> [Problem]
Please tally the lines of the listing that hold the string "compliance", and reply with that total only.

====== Records to process

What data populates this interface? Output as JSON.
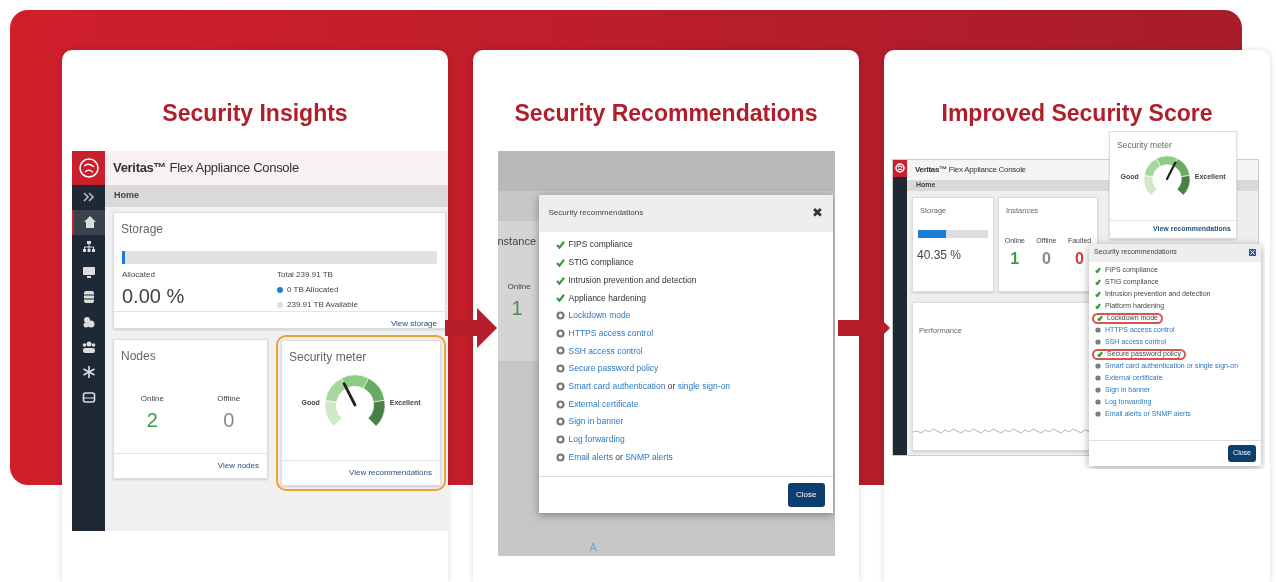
{
  "panels": [
    {
      "kind": "insights",
      "title": "Security Insights",
      "app_title": "**Veritas™** Flex Appliance Console",
      "breadcrumb": "Home",
      "nav": [
        {
          "selected": false
        },
        {
          "selected": true
        },
        {
          "selected": false
        },
        {
          "selected": false
        },
        {
          "selected": false
        },
        {
          "selected": false
        },
        {
          "selected": false
        },
        {
          "selected": false
        },
        {
          "selected": false
        }
      ],
      "storage": {
        "title": "Storage",
        "level": 0.01,
        "label": "Allocated",
        "percent": "0.00 %",
        "total": "Total 239.91 TB",
        "legend": [
          {
            "text": "0 TB Allocated",
            "color": "#1a7fd4"
          },
          {
            "text": "239.91 TB Available",
            "color": "#dddddd"
          }
        ],
        "link": "View storage"
      },
      "nodes": {
        "title": "Nodes",
        "stats": [
          {
            "label": "Online",
            "value": "2",
            "color": "#3c9a4c"
          },
          {
            "label": "Offline",
            "value": "0",
            "color": "#8a8a8a"
          }
        ],
        "link": "View nodes"
      },
      "meter": {
        "title": "Security meter",
        "level": 0.4,
        "low": "Good",
        "high": "Excellent",
        "link": "View recommendations",
        "highlighted": true
      }
    },
    {
      "kind": "recommendations",
      "title": "Security Recommendations",
      "behind": {
        "heading": "nstance",
        "stat_label": "Online",
        "stat_value": "1",
        "fragment": "A"
      },
      "dialog": {
        "title": "Security recommendations",
        "close_icon": "✖",
        "button": "Close",
        "items": [
          {
            "done": true,
            "parts": [
              {
                "text": "FIPS compliance",
                "link": false
              }
            ]
          },
          {
            "done": true,
            "parts": [
              {
                "text": "STIG compliance",
                "link": false
              }
            ]
          },
          {
            "done": true,
            "parts": [
              {
                "text": "Intrusion prevention and detection",
                "link": false
              }
            ]
          },
          {
            "done": true,
            "parts": [
              {
                "text": "Appliance hardening",
                "link": false
              }
            ]
          },
          {
            "done": false,
            "parts": [
              {
                "text": "Lockdown mode",
                "link": true
              }
            ]
          },
          {
            "done": false,
            "parts": [
              {
                "text": "HTTPS access control",
                "link": true
              }
            ]
          },
          {
            "done": false,
            "parts": [
              {
                "text": "SSH access control",
                "link": true
              }
            ]
          },
          {
            "done": false,
            "parts": [
              {
                "text": "Secure password policy",
                "link": true
              }
            ]
          },
          {
            "done": false,
            "parts": [
              {
                "text": "Smart card authentication",
                "link": true
              },
              {
                "text": " or ",
                "link": false
              },
              {
                "text": "single sign-on",
                "link": true
              }
            ]
          },
          {
            "done": false,
            "parts": [
              {
                "text": "External certificate",
                "link": true
              }
            ]
          },
          {
            "done": false,
            "parts": [
              {
                "text": "Sign in banner",
                "link": true
              }
            ]
          },
          {
            "done": false,
            "parts": [
              {
                "text": "Log forwarding",
                "link": true
              }
            ]
          },
          {
            "done": false,
            "parts": [
              {
                "text": "Email alerts",
                "link": true
              },
              {
                "text": " or ",
                "link": false
              },
              {
                "text": "SNMP alerts",
                "link": true
              }
            ]
          }
        ]
      }
    },
    {
      "kind": "improved",
      "title": "Improved Security Score",
      "app_title": "**Veritas™** Flex Appliance Console",
      "breadcrumb": "Home",
      "storage": {
        "title": "Storage",
        "level": 0.4,
        "percent": "40.35 %"
      },
      "instances": {
        "title": "Instances",
        "stats": [
          {
            "label": "Online",
            "value": "1",
            "color": "#3c9a4c"
          },
          {
            "label": "Offline",
            "value": "0",
            "color": "#8a8a8a"
          },
          {
            "label": "Faulted",
            "value": "0",
            "color": "#d43a3a"
          }
        ]
      },
      "performance": {
        "title": "Performance"
      },
      "meter": {
        "title": "Security meter",
        "level": 0.6,
        "low": "Good",
        "high": "Excellent",
        "link": "View recommendations"
      },
      "dialog": {
        "title": "Security recommendations",
        "button": "Close",
        "items": [
          {
            "done": true,
            "highlighted": false,
            "text": "FIPS compliance"
          },
          {
            "done": true,
            "highlighted": false,
            "text": "STIG compliance"
          },
          {
            "done": true,
            "highlighted": false,
            "text": "Intrusion prevention and detection"
          },
          {
            "done": true,
            "highlighted": false,
            "text": "Platform hardening"
          },
          {
            "done": true,
            "highlighted": true,
            "text": "Lockdown mode"
          },
          {
            "done": false,
            "highlighted": false,
            "text": "HTTPS access control"
          },
          {
            "done": false,
            "highlighted": false,
            "text": "SSH access control"
          },
          {
            "done": true,
            "highlighted": true,
            "text": "Secure password policy"
          },
          {
            "done": false,
            "highlighted": false,
            "text": "Smart card authentication or single sign-on"
          },
          {
            "done": false,
            "highlighted": false,
            "text": "External certificate"
          },
          {
            "done": false,
            "highlighted": false,
            "text": "Sign in banner"
          },
          {
            "done": false,
            "highlighted": false,
            "text": "Log forwarding"
          },
          {
            "done": false,
            "highlighted": false,
            "text": "Email alerts or SNMP alerts"
          }
        ]
      }
    }
  ]
}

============

> [Solution below]
4